Lavender  Tanka: This has a spicy back round note intermixed with a sort of powdery scent. The lavender/floral notes ride across all of this. In this particular case it is more spicy floral then lavender. This is a fairly strongly scented incense in keeping with the concept of a “Room Incense”. The scent is also going to last awhile within the room.

Rose  Tanka: Much like the lavender above the are a lot of spicy notes underneath a distinct rose scent. This reminds me of more a wild rose then one that has been overly cultivated. I find this to be refreshing as so many rose scented incenses can be (to me at least) overly done and cloying. Not the case here. Again the scent is strong but the spiciness tends to balance things out. Nicely done and a great way to add a rose scent to a room with out over doing it.

Cypress  Tanka: Similar base notes in this woody scented stick. This does seem to capture the feeling of Cypress trees as well as a forest in general. It is not overly “green” in scent more a mix of woods tempered with a green note. Probably my favorite out of the group, enough so that I bought a box.

Very different then Sandalwoods or Aloeswoods. Again this is a long lasting scent and very good at putting a mellow and relaxing scent through out a room. – Ross

Seikado’s Gohitsu, Daikouboku & Keigado’s Jiyou Koh

Seikado’s Gohitsu (Five Brushstrokes) Aloeswood: A nice, inexpensive Aloeswood blend from Seikado. It holds to a “middle of the road”  Aloeswood scent with a slight top note that is somewhat spicy. Which is not too say cinnamon like or anything along those lines. It’s actually quite different from other Aloeswood blends and is pleasant, easy to use as a background scent and a pretty good deal as an everyday incense. Fifty sticks in the box at around $14.00.

Seikado’s Daikouboku Sandalwood: This is a very nice straight up Sandalwood from the makers of Solitude line of wood blends. Seikado seems to big on the use of oils married up to Sandalwoods or Aloeswood to produce some pretty potent blends, almost ranging into what reminds me of Indian styles. In this stick they have not gone that route, opting instead to produce a very nice deep Sandalwood scent with a bare hint of spice/herb notes. I find it to be very easy to use and at the same time different then say the Baieido or Kyukyodo sandalwoods. This is another excellent everyday scent that will be merciful to your wallet.
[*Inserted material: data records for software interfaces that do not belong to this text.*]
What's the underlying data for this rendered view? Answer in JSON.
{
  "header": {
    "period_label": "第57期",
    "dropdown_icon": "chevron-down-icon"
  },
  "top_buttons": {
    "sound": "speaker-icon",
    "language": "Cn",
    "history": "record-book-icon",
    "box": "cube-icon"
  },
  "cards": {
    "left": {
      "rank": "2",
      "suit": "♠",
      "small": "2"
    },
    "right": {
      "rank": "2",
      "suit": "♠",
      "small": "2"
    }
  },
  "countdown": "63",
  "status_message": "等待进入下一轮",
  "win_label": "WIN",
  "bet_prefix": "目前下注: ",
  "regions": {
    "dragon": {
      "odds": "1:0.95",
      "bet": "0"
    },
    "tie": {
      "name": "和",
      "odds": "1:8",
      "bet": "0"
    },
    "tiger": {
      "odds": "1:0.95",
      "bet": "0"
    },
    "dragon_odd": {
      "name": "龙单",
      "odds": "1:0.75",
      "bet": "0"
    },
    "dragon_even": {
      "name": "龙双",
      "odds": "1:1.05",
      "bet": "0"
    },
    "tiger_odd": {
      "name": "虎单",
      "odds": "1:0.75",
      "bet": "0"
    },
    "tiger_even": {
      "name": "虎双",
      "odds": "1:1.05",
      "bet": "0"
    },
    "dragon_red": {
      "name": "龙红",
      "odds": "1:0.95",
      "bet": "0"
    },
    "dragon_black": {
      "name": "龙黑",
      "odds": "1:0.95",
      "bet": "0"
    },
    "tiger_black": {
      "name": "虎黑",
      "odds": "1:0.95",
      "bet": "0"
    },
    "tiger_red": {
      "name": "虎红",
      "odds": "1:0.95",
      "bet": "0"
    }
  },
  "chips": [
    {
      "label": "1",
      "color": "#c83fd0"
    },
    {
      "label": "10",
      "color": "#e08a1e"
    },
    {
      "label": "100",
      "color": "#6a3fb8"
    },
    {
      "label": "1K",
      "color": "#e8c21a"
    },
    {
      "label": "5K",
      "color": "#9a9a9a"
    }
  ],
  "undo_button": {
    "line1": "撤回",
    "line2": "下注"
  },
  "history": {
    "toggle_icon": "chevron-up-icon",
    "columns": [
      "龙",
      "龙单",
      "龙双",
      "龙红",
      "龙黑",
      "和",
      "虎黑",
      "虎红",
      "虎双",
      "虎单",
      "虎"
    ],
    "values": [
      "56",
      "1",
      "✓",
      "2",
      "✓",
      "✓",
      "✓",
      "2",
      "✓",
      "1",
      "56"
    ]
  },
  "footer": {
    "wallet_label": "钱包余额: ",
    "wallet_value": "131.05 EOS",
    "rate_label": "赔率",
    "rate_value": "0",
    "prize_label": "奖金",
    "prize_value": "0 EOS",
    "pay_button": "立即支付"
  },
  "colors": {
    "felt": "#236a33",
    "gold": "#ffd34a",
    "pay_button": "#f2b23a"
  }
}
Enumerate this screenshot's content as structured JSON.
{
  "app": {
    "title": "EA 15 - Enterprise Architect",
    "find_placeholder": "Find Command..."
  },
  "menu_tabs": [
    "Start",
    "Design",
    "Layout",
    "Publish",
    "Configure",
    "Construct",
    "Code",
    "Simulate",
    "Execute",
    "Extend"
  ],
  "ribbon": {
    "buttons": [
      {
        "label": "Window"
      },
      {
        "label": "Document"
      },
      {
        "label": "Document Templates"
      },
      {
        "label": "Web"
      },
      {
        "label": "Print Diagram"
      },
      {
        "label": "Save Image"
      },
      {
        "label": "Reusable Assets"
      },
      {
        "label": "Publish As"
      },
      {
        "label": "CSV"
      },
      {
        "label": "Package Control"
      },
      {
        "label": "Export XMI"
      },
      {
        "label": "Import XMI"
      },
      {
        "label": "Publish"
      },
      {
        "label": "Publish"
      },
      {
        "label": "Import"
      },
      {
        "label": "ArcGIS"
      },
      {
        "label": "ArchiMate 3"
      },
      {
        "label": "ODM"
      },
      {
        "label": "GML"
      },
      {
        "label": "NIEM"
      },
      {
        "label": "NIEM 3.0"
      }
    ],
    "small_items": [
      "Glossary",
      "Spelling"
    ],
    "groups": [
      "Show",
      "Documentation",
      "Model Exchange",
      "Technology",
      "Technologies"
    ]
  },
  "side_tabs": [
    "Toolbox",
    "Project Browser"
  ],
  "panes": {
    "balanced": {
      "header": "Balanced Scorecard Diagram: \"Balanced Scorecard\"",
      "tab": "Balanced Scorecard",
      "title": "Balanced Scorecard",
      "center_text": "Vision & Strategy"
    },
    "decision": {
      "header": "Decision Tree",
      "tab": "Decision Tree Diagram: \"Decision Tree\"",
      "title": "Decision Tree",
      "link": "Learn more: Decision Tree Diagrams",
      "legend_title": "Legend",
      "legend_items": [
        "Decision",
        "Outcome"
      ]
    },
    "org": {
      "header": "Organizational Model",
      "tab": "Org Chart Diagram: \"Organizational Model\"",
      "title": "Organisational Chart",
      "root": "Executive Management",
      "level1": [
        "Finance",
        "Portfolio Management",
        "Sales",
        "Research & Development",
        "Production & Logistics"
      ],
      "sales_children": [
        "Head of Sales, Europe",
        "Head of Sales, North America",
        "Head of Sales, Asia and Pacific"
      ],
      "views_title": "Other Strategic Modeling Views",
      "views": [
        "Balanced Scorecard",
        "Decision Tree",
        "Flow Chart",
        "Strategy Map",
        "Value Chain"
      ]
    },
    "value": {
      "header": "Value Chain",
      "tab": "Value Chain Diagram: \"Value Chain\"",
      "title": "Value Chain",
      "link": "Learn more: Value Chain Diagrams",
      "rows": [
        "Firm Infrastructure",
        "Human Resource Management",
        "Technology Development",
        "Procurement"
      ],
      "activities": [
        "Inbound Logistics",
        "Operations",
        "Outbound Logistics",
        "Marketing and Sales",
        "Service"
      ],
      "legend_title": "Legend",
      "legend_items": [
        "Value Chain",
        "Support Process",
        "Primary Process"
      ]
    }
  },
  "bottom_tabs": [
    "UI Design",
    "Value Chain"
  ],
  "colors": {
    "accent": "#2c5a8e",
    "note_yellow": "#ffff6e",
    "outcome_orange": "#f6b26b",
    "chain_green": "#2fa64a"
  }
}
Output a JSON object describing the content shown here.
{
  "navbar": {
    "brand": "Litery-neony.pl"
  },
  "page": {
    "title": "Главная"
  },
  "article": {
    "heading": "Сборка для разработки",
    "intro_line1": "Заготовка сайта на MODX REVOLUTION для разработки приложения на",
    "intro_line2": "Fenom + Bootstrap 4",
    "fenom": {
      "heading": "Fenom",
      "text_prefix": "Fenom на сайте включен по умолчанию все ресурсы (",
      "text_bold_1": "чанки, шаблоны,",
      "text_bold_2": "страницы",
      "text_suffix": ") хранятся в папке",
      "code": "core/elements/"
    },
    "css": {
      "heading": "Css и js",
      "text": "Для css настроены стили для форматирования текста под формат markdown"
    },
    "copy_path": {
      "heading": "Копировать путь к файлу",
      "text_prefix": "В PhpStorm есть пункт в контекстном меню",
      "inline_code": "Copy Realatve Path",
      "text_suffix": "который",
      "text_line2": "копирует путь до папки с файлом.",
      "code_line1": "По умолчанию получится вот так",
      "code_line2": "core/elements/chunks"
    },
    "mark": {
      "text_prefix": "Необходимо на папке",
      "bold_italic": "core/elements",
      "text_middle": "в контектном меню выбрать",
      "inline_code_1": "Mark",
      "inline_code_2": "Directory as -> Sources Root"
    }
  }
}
Keigado’s Jiyou Koh: This is low smoke type incense, and it really is closer “no smoke”. Normally I do not like this style but this one I am finding pretty fun. When I first smelled it at Kohshi /Japan Incense it reminded me of something, about a week later I realized there were similarities with Shoyeido’s  Myo-ho in the top and mid notes. After looking at the ingredients list (Fennel, Cinnamon, Clove, Polygala tenuifolia (Polygalaceae), Angelica acutiloba) I realized that the first three are something I always associate with the scent of Myo-ho(along with Star Anise). All this being said I find this stick to be a pleasant backround scent, not very strong or prominent( like most low smoke stick) but it does add an interesting note to a room. Because it is a low smoke stick it will also tend to eliminate other scents, something to keep in mind if you want to clear the air.